This richly decorated supplementary weft textile is modelled on Indian brocade cloths, but instead of using a gold-wrapped thread for the brocade as is the Indian technique, a yellow or gold coloured supplementary weft thread has been used to achieve the rich effect. The complex and intricate design suggests that it was made for ceremonial use. The colours - with green warp and red weft to give a shot effect - suggest an association with the planetary gods, Rahu and Ketu, the ascending and descending nodes of the moon. These gods are associated with Wednesday and so this cloth would have been used for ceremonial occasions held on Wednesdays.
The Asian Collections, AGNSW, 2003, pg.318.
Ceremonial 'Wednesday' cloth (sampot rbauk)
Ceremonial cloth (sampot rbauk)
Place where the work was made
mid 19th century-late 19th century

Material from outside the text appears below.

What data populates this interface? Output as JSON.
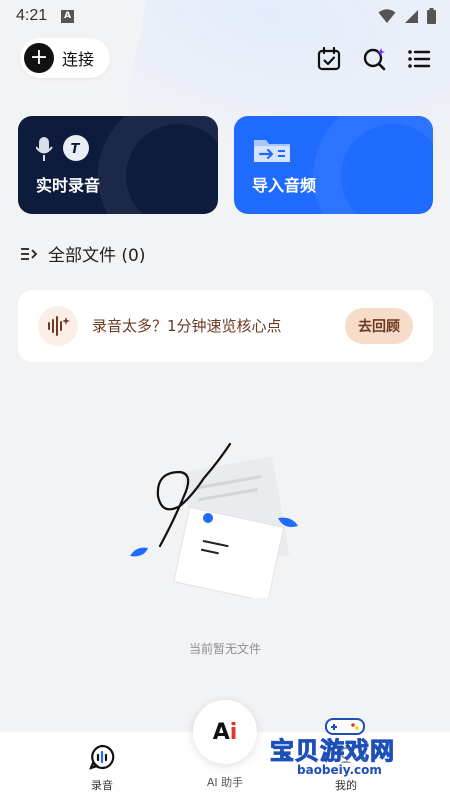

silk with supplementary weft decoration
93.0 x 314.0 cm
Gift of Nomadic Rug Traders 2003
Where the work was made
Shown in 1 exhibition
Conversations through the Asian collections, Art Gallery of New South Wales, Sydney, 25 Oct 2014–05 Sep 2015
Referenced in 1 publication
Jackie Menzies (Editor), The Asian Collections Art Gallery of New South Wales, Sydney, 2003, 318 (colour illus.). The colour illus. is a detail of this work.